↓

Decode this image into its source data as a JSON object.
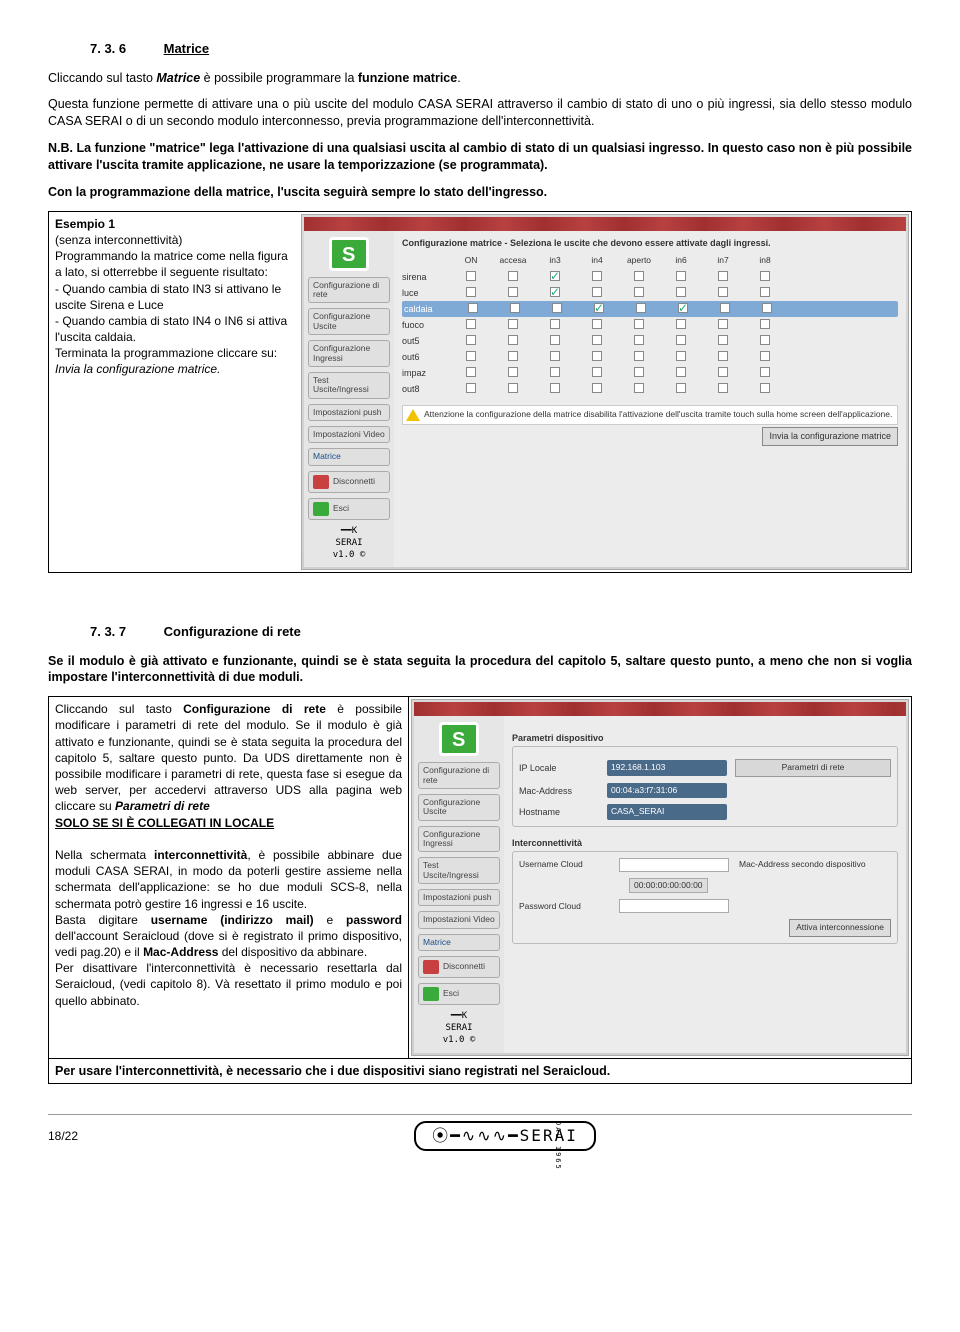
{
  "section1": {
    "num": "7. 3. 6",
    "title": "Matrice",
    "p1_a": "Cliccando sul tasto ",
    "p1_b": "Matrice",
    "p1_c": " è possibile programmare la ",
    "p1_d": "funzione matrice",
    "p1_e": ".",
    "p2": "Questa funzione permette di attivare una o più uscite del modulo CASA SERAI attraverso il cambio di stato di uno o più ingressi, sia dello stesso modulo CASA SERAI o di un secondo modulo interconnesso, previa programmazione dell'interconnettività.",
    "p3": "N.B. La funzione \"matrice\" lega l'attivazione di una qualsiasi uscita al cambio di stato di un qualsiasi ingresso. In questo caso non è più possibile attivare l'uscita tramite applicazione, ne usare la temporizzazione (se programmata).",
    "p4": "Con la programmazione della matrice, l'uscita seguirà sempre lo stato dell'ingresso."
  },
  "example1": {
    "title": "Esempio 1",
    "l1": "(senza interconnettività)",
    "l2": "Programmando la matrice come nella figura a lato, si otterrebbe il seguente risultato:",
    "l3": "- Quando cambia di stato IN3 si attivano le uscite Sirena e Luce",
    "l4": "- Quando cambia di stato IN4 o IN6 si attiva l'uscita caldaia.",
    "l5": "Terminata la programmazione cliccare su:",
    "l6": "Invia la configurazione matrice."
  },
  "shot1": {
    "head": "Configurazione matrice - Seleziona le uscite che devono essere attivate dagli ingressi.",
    "cols": [
      "ON",
      "accesa",
      "in3",
      "in4",
      "aperto",
      "in6",
      "in7",
      "in8"
    ],
    "rows": [
      {
        "name": "sirena",
        "checks": [
          false,
          false,
          true,
          false,
          false,
          false,
          false,
          false
        ]
      },
      {
        "name": "luce",
        "checks": [
          false,
          false,
          true,
          false,
          false,
          false,
          false,
          false
        ]
      },
      {
        "name": "caldaia",
        "checks": [
          false,
          false,
          false,
          true,
          false,
          true,
          false,
          false
        ],
        "sel": true
      },
      {
        "name": "fuoco",
        "checks": [
          false,
          false,
          false,
          false,
          false,
          false,
          false,
          false
        ]
      },
      {
        "name": "out5",
        "checks": [
          false,
          false,
          false,
          false,
          false,
          false,
          false,
          false
        ]
      },
      {
        "name": "out6",
        "checks": [
          false,
          false,
          false,
          false,
          false,
          false,
          false,
          false
        ]
      },
      {
        "name": "impaz",
        "checks": [
          false,
          false,
          false,
          false,
          false,
          false,
          false,
          false
        ]
      },
      {
        "name": "out8",
        "checks": [
          false,
          false,
          false,
          false,
          false,
          false,
          false,
          false
        ]
      }
    ],
    "side": [
      "Configurazione di rete",
      "Configurazione Uscite",
      "Configurazione Ingressi",
      "Test Uscite/Ingressi",
      "Impostazioni push",
      "Impostazioni Video"
    ],
    "matrice": "Matrice",
    "disc": "Disconnetti",
    "esci": "Esci",
    "brand": "SERAI",
    "ver": "v1.0 ©",
    "warn": "Attenzione la configurazione della matrice disabilita l'attivazione dell'uscita tramite touch sulla home screen dell'applicazione.",
    "submit": "Invia la configurazione matrice"
  },
  "section2": {
    "num": "7. 3. 7",
    "title": "Configurazione di rete",
    "p1": "Se il modulo è già attivato e funzionante, quindi se è stata seguita la procedura del capitolo 5, saltare questo punto, a meno che non si voglia impostare l'interconnettività di due moduli."
  },
  "table2": {
    "l1a": "Cliccando sul tasto ",
    "l1b": "Configurazione di rete",
    "l1c": " è possibile modificare i parametri di rete del modulo.",
    "l2": "Se il modulo è già attivato e funzionante, quindi se è stata seguita la procedura del capitolo 5, saltare questo punto. Da UDS direttamente non è possibile modificare i parametri di rete, questa fase si esegue da web server, per accedervi attraverso UDS alla pagina web cliccare su ",
    "l2b": "Parametri di rete",
    "l3": "SOLO SE SI È COLLEGATI IN LOCALE",
    "l4a": "Nella schermata ",
    "l4b": "interconnettività",
    "l4c": ", è possibile abbinare due moduli CASA SERAI, in modo da poterli gestire assieme nella schermata dell'applicazione: se ho due moduli SCS-8, nella schermata potrò gestire 16 ingressi e 16 uscite.",
    "l5a": "Basta digitare ",
    "l5b": "username (indirizzo mail)",
    "l5c": " e ",
    "l5d": "password",
    "l5e": " dell'account Seraicloud (dove si è registrato il primo dispositivo, vedi pag.20) e il ",
    "l5f": "Mac-Address",
    "l5g": " del dispositivo da abbinare.",
    "l6": "Per disattivare l'interconnettività è necessario resettarla dal Seraicloud, (vedi capitolo 8). Và resettato il primo modulo e poi quello abbinato.",
    "bottom": "Per usare l'interconnettività, è necessario che i due dispositivi siano registrati nel Seraicloud."
  },
  "shot2": {
    "sec1": "Parametri dispositivo",
    "ip_l": "IP Locale",
    "ip_v": "192.168.1.103",
    "ip_btn": "Parametri di rete",
    "mac_l": "Mac-Address",
    "mac_v": "00:04:a3:f7:31:06",
    "host_l": "Hostname",
    "host_v": "CASA_SERAI",
    "sec2": "Interconnettività",
    "u_l": "Username Cloud",
    "mac2_l": "Mac-Address secondo dispositivo",
    "mac2_v": "00:00:00:00:00:00",
    "p_l": "Password Cloud",
    "act": "Attiva interconnessione"
  },
  "footer": {
    "page": "18/22",
    "brand": "SERAI",
    "dal": "DAL 1965"
  }
}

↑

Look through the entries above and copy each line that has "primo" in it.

▶ **EXERCISE SOLUTION**
    "l5e": " dell'account Seraicloud (dove si è registrato il primo dispositivo, vedi pag.20) e il ",
    "l6": "Per disattivare l'interconnettività è necessario resettarla dal Seraicloud, (vedi capitolo 8). Và resettato il primo modulo e poi quello abbinato.",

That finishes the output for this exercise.